I have a background in Economics and independently studied finance. Even with those backgrounds, I had to keep studying and learning the street version of finance.
I guess I was more knowledgeable with academic finance than with street finance. I took the time to learn and study what other people's experiences were in relations to my situations.
I applied the lessons I learned from them and their experiences became my foundation to straightening my budget and living comfortably.
Without such education, I wouldn't easily find the ways to living comfortably on a tight budget.
You don't have to be a finance guru to know that properly managing your finances is a necessity. I always believe that there's always a room for improvement and that constant education and training should never stop.
One of the reasons I failed to manage my finance before was that I stuck with what I learned in school and never attempted to continuously learn and acquire new knowledge.
I learned from that mistake. Now, our finance is in its proper place. I believe that getting educated has been a blessing to and for my family.
6. Breathe from time to time
Putting budget at work is really good but sometimes it can burn you out. We learned it the hard way.

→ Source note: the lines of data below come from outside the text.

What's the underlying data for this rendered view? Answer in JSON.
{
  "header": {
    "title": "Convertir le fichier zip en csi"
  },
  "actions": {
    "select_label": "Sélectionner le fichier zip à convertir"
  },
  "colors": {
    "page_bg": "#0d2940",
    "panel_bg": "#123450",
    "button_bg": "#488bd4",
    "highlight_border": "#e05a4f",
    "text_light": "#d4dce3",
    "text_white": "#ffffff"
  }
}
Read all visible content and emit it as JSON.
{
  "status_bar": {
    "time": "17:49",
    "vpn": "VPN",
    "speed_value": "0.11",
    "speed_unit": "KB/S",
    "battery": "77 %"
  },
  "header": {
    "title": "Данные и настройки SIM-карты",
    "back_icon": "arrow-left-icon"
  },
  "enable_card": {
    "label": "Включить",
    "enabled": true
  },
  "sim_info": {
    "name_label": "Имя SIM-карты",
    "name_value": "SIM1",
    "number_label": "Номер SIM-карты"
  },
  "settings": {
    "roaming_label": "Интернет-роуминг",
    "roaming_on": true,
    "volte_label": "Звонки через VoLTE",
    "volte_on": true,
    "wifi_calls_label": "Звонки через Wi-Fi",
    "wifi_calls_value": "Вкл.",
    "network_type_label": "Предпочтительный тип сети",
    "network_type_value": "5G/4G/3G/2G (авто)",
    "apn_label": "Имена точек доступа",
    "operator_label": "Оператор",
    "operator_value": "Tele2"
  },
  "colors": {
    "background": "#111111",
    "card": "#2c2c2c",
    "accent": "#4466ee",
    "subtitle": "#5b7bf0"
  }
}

We used to just keep sticking with our budget that we neglected to indulge on some not-so-expensive stuff. Since ice cream was not in our budget, we didn't buy ice cream for a long time but we knew we wanted ice cream.
Though my example is a shallow one, what I'm pointing out is that it's not a sin to indulge on something you want. After all, too much of something is bad and the same reasoning applies to budgeting.
Sadly, not a lot of people have access to thousands or millions of dollars, inheritance left by their loved ones, or piles of money thanks to the lottery.
Most of us live in a very tight budget with no wiggle room for small luxuries. Most of us live within our means and some below their means. My family is no different.
Sometimes, effectively executing budgets and living comfortably, at the same time, is more about attitude. There really are countless ways to living comfortably on a tight budget. My family's way is to inject some good, old attitude into the recipe.